we ignore our culture… well making good films, resisting pirated films and supporting existing ones rather then criticizing
them for a religious or any other issue seems like a good start!? It’s a shame that quite a number of films made by Pakistani
directors never saw the light of a local cinema house. Blood of Hussain & Jinnah of Jamil Dhelvi, Rath chaley hai jhoom
kay of Hassan Zaidi, Kashf of Ayesha Khan are prominent examples.
Having established a root cause for piracy lets explore how other supporting mediums have propped up to facilitate illegal
films. Yes, we are talking about the emergence of Cable Tv and Compact Disk plants setup especially for pirated films.
Now what is the purpose of the booming business of compact disc manufacturers lets ask our contact from Rainbow center Karachi
The Piracy Industry - Part 3 from Brandsynario
Before CDs became the medium for watching films it was the video cassette and the VCR which was catering to the piracy industry.
The arrival of a cheaper and more effective medium have fueled the industry further.
Then came the ultimate medium powered by enlightened moderation and freedom of the press. Not 12 years ago foreign channels
were ridiculously limited to those who could afford a satellite dish, all of that changed when cable television came to
Pakistan. Almost 90% of the tv viewership now enjoys cable tv specially those who have the patience to wait for a few days
more to watch the latest movie. Cable television has enabled a system where by pirated movies can be aired to a very large
audience. Do you honestly think that movies brought to you by the cable tv providers (this also includes the regulated ones)
are original? Hardly.
Having understood the different mediums which cater to the piracy issue in our country lets talk about the consumers the
actual drivers of and the real culprits behind the demand for pirated films. Why do we watch pirated films? Do we know the
impact of piracy?
Obviously we don’t know anything about the impact of our viewing habbits, the government is for the people, if the people
demand pirated films, how can the government prioritize its demise, if the people do not understand its disastrous impact

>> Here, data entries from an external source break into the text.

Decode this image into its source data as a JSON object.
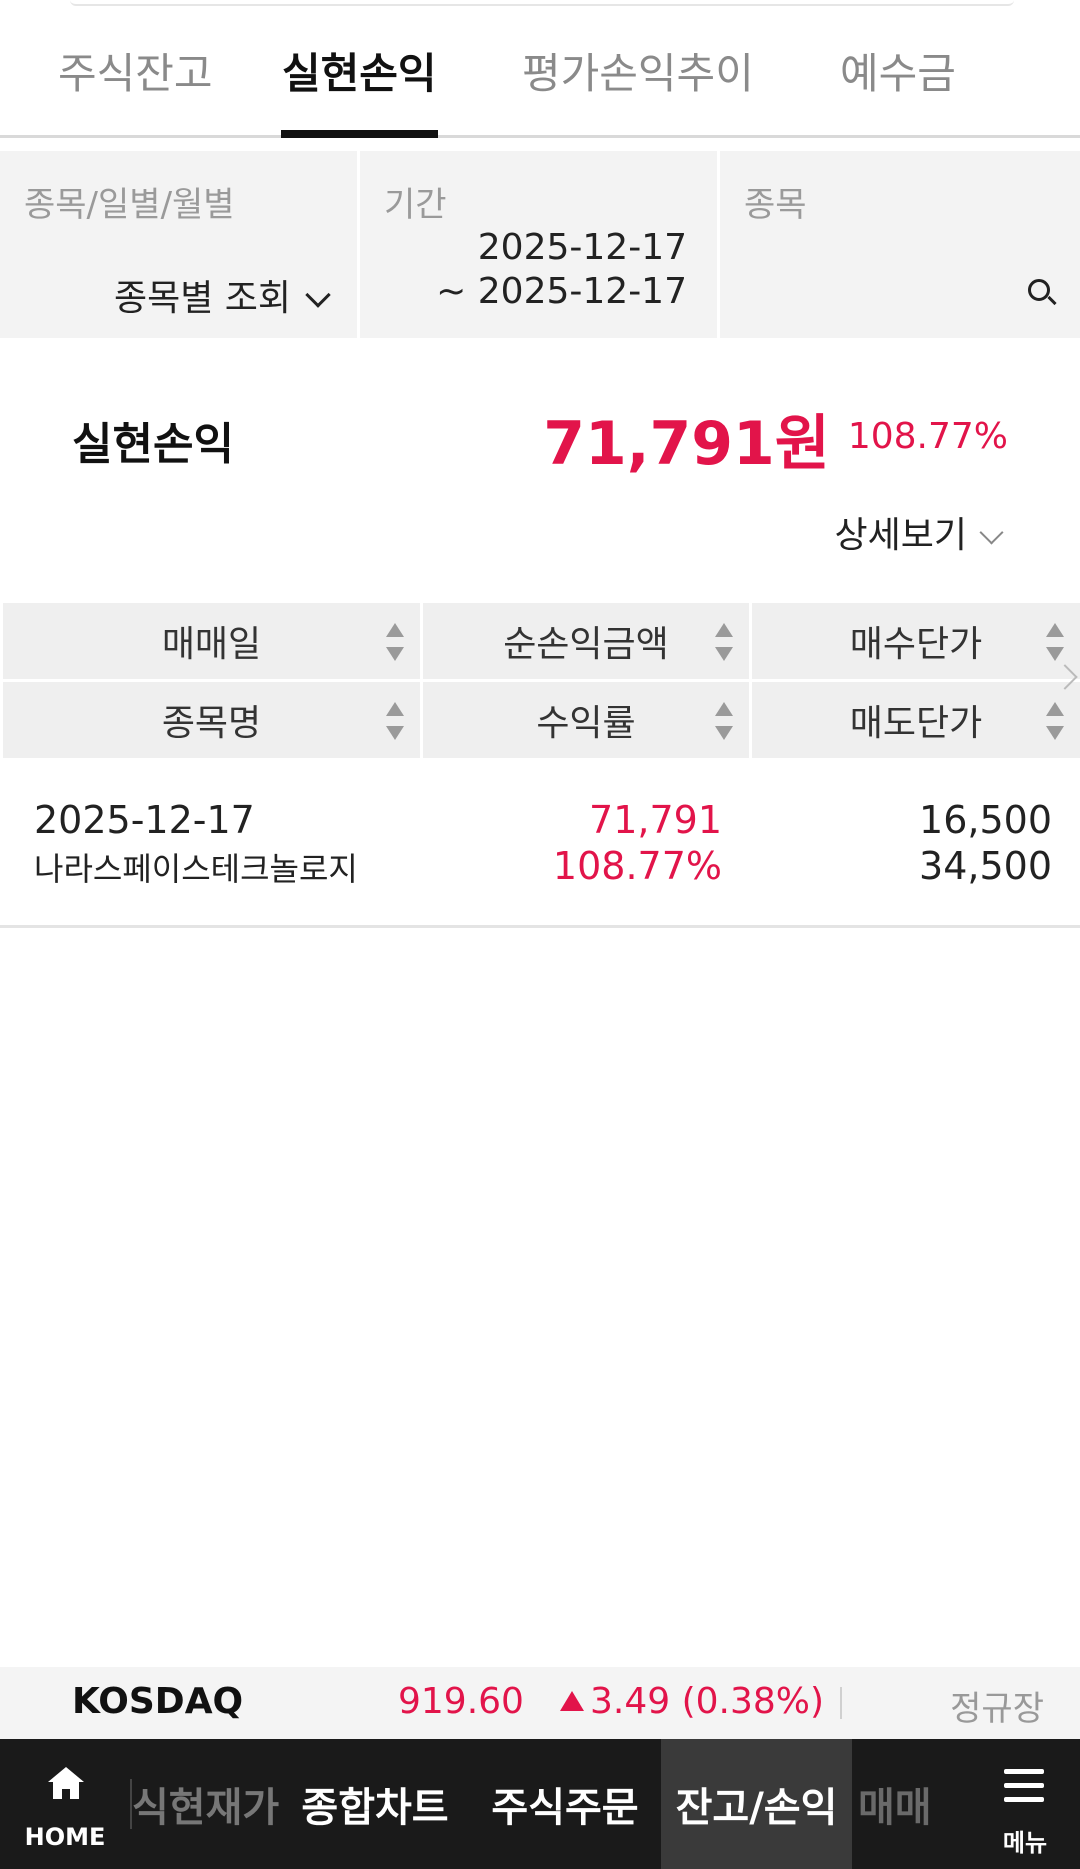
{
  "tabs": [
    {
      "label": "주식잔고"
    },
    {
      "label": "실현손익"
    },
    {
      "label": "평가손익추이"
    },
    {
      "label": "예수금"
    }
  ],
  "filter": {
    "type_label": "종목/일별/월별",
    "type_value": "종목별 조회",
    "period_label": "기간",
    "period_from": "2025-12-17",
    "period_to": "~ 2025-12-17",
    "stock_label": "종목"
  },
  "summary": {
    "label": "실현손익",
    "amount": "71,791원",
    "rate": "108.77%",
    "detail_label": "상세보기"
  },
  "table": {
    "headers_row1": [
      "매매일",
      "순손익금액",
      "매수단가"
    ],
    "headers_row2": [
      "종목명",
      "수익률",
      "매도단가"
    ],
    "rows": [
      {
        "date": "2025-12-17",
        "name": "나라스페이스테크놀로지",
        "net_profit": "71,791",
        "rate": "108.77%",
        "buy_price": "16,500",
        "sell_price": "34,500"
      }
    ]
  },
  "market": {
    "name": "KOSDAQ",
    "price": "919.60",
    "change": "3.49 (0.38%)",
    "session": "정규장"
  },
  "bottom_nav": {
    "home": "HOME",
    "items": [
      "식현재가",
      "종합차트",
      "주식주문",
      "잔고/손익",
      "매매"
    ],
    "menu": "메뉴"
  },
  "colors": {
    "up": "#e2144a",
    "nav_bg": "#1a1a1a"
  }
}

on our cinema how can the government understand its impact. If no one in a country understands that theft is a crime it
will always be treated with apathy and a norm.
The Piracy Industry - Part 2 from Brandsynario
To catch Nadeem Mandviwalla’s complete interview click on this link